Protecting against pharming
There are many steps that can be taken to prevent pharming and other malicious attacks from occurring:
- Keep computers updated. Keeping a computer's operating system (OS) and other software updated is important for protecting against pharming because the latest software patches fix the vulnerabilities that hackers use to attack computers.
- Clear browser cache. While surfing the internet, browsers store information about the sites visited. If the same computer is used with a different internet connection, it is possible for a nefarious user to access the computer's information. To avoid this problem, it's a good idea to clear the cache before using a new internet connection.

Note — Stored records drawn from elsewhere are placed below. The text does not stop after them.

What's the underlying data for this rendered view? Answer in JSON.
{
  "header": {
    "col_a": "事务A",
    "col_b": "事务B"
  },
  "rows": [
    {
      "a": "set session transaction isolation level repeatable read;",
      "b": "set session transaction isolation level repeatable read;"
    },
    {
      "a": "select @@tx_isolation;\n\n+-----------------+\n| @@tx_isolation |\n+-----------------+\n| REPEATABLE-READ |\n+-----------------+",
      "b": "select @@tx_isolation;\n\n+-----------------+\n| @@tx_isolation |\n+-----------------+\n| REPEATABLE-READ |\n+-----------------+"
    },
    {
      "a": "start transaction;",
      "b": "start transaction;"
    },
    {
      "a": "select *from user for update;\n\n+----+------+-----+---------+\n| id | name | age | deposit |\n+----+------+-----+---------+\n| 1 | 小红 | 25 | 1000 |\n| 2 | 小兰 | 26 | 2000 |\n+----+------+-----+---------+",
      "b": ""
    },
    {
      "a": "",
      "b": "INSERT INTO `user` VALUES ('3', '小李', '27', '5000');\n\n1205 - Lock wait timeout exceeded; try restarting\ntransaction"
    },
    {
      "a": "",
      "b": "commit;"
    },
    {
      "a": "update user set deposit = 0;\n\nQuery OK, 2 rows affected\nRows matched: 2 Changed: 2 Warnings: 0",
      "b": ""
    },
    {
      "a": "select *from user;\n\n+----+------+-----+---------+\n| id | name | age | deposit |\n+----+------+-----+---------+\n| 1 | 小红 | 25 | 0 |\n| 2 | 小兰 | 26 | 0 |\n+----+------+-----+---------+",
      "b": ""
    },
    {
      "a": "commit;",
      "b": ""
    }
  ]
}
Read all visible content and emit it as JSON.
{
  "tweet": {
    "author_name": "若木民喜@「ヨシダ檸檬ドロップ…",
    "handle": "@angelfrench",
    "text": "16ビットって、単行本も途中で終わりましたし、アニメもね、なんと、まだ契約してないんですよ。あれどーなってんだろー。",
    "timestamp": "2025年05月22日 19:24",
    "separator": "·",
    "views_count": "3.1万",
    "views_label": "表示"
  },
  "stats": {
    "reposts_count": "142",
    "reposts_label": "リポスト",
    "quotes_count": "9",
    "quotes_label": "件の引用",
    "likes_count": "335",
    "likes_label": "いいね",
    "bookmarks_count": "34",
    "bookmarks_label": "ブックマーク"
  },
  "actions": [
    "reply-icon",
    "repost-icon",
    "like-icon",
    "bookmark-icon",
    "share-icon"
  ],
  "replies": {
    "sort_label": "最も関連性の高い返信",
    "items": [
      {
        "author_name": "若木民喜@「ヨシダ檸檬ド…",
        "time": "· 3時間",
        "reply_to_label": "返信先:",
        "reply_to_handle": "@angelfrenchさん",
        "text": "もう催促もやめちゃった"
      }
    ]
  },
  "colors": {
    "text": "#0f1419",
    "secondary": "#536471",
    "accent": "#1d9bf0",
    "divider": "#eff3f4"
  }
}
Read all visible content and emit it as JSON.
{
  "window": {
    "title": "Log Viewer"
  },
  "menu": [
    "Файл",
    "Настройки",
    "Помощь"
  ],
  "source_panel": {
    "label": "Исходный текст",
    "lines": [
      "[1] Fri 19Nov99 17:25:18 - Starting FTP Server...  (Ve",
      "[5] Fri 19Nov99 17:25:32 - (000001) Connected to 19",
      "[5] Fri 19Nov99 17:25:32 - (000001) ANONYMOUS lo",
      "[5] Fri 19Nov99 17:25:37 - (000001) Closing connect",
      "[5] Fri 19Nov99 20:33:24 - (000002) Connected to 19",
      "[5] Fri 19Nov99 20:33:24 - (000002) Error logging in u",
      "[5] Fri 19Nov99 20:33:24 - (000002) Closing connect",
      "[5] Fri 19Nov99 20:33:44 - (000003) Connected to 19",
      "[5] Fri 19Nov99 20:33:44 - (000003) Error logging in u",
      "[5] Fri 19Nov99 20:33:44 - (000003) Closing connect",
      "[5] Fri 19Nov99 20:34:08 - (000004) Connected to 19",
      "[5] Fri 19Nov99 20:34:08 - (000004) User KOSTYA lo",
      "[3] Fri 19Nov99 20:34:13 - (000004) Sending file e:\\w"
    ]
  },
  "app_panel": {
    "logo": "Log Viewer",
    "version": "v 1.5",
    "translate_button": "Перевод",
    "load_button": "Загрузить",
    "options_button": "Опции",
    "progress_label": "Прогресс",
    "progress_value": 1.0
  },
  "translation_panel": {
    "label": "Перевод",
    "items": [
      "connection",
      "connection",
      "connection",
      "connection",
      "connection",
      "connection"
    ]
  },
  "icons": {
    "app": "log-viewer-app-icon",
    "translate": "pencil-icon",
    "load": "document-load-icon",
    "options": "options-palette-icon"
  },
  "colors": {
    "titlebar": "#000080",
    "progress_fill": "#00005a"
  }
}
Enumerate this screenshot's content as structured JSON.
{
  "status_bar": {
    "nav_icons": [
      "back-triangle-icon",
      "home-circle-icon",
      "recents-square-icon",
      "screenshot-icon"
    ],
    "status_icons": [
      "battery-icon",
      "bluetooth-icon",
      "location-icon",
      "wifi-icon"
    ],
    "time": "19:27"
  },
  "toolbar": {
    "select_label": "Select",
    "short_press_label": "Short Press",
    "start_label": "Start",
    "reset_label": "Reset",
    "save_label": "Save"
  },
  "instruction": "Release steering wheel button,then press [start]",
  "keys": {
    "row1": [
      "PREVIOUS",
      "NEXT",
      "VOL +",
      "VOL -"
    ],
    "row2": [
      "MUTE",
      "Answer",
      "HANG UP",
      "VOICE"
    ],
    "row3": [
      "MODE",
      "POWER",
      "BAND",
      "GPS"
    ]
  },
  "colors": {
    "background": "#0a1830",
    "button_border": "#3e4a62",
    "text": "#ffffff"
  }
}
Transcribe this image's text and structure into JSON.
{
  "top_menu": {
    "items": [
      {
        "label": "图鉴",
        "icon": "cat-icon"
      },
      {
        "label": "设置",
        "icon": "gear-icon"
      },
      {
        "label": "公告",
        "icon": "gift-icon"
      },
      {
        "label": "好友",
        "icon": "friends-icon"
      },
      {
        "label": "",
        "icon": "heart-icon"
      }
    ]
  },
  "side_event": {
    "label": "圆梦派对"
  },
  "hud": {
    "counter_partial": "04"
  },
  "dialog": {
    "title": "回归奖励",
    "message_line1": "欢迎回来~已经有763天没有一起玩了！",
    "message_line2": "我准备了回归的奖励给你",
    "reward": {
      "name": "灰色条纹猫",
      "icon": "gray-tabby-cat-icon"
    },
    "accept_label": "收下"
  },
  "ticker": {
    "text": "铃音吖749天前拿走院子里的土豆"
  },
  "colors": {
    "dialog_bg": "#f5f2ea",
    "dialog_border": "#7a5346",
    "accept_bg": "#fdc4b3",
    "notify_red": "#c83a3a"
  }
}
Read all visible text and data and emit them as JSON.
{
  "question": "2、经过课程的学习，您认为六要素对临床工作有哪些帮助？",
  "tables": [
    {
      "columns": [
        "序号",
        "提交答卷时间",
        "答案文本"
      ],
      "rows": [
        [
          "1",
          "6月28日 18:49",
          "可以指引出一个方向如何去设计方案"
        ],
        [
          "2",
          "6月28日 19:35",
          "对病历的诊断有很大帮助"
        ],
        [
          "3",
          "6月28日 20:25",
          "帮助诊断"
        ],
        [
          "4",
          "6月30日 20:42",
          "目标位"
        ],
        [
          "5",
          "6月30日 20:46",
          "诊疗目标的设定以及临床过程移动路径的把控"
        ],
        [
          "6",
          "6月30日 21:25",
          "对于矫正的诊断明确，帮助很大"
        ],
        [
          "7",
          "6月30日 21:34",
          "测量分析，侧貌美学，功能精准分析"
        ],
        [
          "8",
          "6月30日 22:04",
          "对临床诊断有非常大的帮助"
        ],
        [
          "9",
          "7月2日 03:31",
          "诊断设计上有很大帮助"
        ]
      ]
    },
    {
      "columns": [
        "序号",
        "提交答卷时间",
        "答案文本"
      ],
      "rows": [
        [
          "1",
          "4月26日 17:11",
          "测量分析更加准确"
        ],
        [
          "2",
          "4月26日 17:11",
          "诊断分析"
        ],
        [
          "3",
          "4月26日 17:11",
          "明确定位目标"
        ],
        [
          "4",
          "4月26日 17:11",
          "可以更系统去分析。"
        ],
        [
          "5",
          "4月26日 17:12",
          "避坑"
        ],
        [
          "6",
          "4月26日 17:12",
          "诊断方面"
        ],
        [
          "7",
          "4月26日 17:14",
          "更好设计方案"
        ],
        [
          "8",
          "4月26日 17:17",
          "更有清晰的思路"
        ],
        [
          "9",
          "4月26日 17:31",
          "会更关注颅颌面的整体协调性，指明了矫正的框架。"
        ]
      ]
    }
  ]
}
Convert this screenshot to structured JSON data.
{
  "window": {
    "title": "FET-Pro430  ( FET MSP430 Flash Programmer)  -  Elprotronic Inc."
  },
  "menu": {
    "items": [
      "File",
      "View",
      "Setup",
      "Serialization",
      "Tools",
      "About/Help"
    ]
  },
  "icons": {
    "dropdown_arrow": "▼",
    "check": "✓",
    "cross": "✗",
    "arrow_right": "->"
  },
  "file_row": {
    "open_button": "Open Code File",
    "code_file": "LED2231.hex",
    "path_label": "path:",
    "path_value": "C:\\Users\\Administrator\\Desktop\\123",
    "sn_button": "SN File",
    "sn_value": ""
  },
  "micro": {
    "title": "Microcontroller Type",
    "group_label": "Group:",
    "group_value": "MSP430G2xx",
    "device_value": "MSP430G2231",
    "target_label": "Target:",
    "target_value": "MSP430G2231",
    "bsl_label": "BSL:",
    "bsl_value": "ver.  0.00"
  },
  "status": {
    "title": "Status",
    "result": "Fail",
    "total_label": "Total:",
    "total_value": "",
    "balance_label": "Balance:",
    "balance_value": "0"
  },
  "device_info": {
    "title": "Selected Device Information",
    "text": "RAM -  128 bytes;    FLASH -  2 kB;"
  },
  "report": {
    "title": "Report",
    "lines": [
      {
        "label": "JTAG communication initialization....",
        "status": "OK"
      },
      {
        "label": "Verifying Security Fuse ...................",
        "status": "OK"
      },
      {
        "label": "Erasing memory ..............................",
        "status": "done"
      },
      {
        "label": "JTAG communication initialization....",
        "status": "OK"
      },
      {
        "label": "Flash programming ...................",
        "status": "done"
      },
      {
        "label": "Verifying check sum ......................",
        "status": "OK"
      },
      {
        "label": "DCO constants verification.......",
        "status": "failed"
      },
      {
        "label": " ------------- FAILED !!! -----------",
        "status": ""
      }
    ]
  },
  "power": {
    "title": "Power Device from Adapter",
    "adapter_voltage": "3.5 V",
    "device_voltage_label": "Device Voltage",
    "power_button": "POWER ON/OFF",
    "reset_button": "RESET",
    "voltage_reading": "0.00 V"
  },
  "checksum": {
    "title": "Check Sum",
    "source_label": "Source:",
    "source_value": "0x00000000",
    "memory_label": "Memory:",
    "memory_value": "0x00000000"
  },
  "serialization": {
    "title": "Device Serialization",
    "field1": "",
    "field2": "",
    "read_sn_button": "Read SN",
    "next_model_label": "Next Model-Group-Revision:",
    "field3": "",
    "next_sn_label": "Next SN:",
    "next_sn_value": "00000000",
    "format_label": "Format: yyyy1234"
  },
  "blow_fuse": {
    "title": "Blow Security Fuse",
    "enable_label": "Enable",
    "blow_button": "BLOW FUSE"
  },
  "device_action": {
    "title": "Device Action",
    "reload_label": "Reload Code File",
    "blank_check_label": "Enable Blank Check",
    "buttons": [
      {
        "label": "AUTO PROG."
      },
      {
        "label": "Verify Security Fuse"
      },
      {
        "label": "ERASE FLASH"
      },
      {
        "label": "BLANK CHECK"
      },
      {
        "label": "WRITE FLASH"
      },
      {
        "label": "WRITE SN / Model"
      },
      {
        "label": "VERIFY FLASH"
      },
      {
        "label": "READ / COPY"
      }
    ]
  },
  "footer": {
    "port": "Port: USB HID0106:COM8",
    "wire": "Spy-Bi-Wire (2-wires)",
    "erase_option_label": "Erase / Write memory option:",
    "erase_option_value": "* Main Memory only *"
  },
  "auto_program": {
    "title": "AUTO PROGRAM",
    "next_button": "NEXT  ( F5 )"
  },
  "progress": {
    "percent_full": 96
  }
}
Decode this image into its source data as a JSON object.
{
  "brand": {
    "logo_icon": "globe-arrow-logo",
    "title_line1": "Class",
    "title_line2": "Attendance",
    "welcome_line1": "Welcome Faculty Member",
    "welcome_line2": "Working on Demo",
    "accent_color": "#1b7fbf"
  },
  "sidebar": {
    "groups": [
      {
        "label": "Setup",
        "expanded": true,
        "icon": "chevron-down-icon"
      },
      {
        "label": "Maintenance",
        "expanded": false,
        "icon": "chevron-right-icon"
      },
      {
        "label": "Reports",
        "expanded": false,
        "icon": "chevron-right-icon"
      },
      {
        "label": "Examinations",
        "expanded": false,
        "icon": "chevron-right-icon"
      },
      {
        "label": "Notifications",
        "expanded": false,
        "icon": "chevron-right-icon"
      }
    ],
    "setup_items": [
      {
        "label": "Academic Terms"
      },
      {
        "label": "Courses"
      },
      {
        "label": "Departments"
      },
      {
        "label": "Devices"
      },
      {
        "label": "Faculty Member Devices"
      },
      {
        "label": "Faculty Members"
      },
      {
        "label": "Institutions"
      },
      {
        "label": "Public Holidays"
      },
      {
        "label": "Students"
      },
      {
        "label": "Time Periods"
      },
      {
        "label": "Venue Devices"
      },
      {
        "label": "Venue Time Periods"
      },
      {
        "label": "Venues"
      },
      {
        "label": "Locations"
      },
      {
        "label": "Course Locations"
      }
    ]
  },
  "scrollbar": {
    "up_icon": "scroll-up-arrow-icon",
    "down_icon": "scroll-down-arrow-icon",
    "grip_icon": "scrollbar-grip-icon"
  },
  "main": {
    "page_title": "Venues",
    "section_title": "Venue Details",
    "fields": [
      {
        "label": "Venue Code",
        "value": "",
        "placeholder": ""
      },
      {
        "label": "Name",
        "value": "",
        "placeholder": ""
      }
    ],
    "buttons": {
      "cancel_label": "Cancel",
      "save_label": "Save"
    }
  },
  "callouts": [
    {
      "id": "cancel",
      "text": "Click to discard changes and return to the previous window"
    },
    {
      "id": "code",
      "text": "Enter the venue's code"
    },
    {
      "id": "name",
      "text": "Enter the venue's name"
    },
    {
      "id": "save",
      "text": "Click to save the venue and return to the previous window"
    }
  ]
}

- Download antivirus and antimalware software. Using an antivirus program is a common and effective way to protect a computer from online threats and to protect against pharming. Malware is often used to exploit security vulnerabilities in OSes and browsers and usually spreads using malicious code or links to malicious websites.
- Use HTTPS instead of HTTP. HTTPS is the secure communication protocol of the internet. It encrypts data so that it cannot be read by anyone but the intended receivers. HTTP -- the protocol that HTTPS replaces -- is much less secure and was designed before the increase of security risks of the internet.
Read more here on how to encrypt and secure websites using HTTPS.
- Use a virtual private network (VPN). A VPN hides IP addresses from websites and keeps hackers from stealing personal information. VPNs create encrypted connections between a device and an organization's network, so even if the DNS is hijacked, sensitive information will be safe. A VPN service should have reputable DNS servers.
- Use bookmarks. Bookmarking frequently accessed sites and not clicking on links in emails or on social networking sites will reduce the chance of pharming.